Found Poetry: Ada Limón’s ‘The Hurting Kind’
All words from Ada Limón’s “The Hurting Kind,” the poetry collection I steeped in for November. Limón is the current U.S. poet laureate.
Sing as if nothing were wrong.
I used to like the darkest stories—
a ghost, pallid bats.
(They do not care to be seen as symbols.)
It’s the season of kestrel eyes
on the same team, united against a common enemy.
But I do not want to kill that longing woman in me,
La Llorona, the hurting kind, too sensitive. A foal,
hoof first. Birds for leaves, and leaves for birds.

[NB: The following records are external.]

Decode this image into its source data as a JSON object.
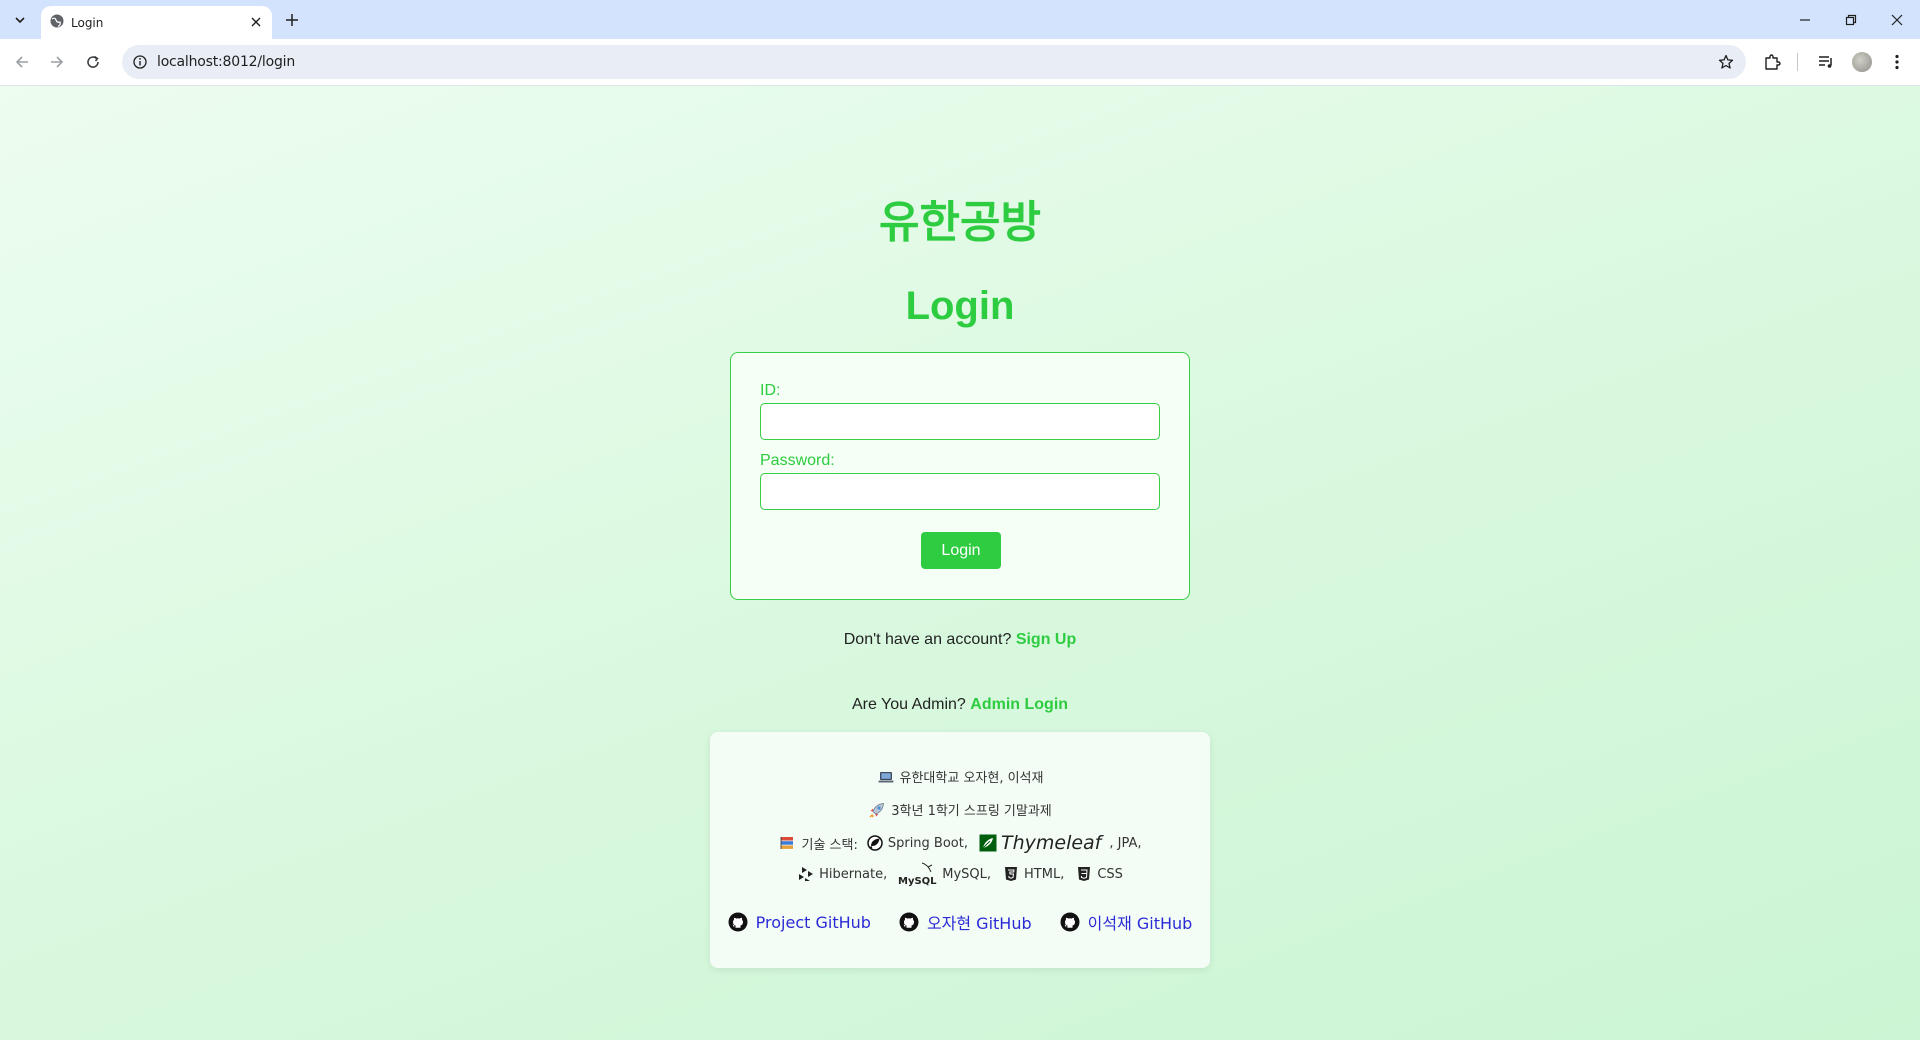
{
  "browser": {
    "tab_title": "Login",
    "url": "localhost:8012/login"
  },
  "page": {
    "brand": "유한공방",
    "title": "Login",
    "form": {
      "id_label": "ID:",
      "id_value": "",
      "password_label": "Password:",
      "password_value": "",
      "submit_label": "Login"
    },
    "signup_prompt": "Don't have an account?",
    "signup_link": "Sign Up",
    "admin_prompt": "Are You Admin?",
    "admin_link": "Admin Login"
  },
  "footer": {
    "line1_icon": "laptop-icon",
    "line1": "유한대학교 오자현, 이석재",
    "line2_icon": "rocket-icon",
    "line2": "3학년 1학기 스프링 기말과제",
    "stack_icon": "books-icon",
    "stack_label": "기술 스택:",
    "stack": {
      "spring": "Spring Boot,",
      "thymeleaf": "Thymeleaf",
      "jpa": ", JPA,",
      "hibernate": "Hibernate,",
      "mysql_logo_text": "MySQL",
      "mysql": "MySQL,",
      "html": "HTML,",
      "css": "CSS"
    },
    "links": {
      "project": "Project GitHub",
      "ojahyun": "오자현 GitHub",
      "leeseokjae": "이석재 GitHub"
    }
  },
  "colors": {
    "accent": "#2ecc40",
    "link": "#2b2bd6"
  }
}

I began to learn the names of trees stuck
in rattlesnake grass.
We haven’t done this before, as if
it was easy for the world to make flowers.
The runaway child, so overly loved—
forsythia, forsythia, more yellow.
I loved this book. As soon as I finished, I began reading it again.”
—David Lee Garrison, author of Playing Bach in the D. C. Metro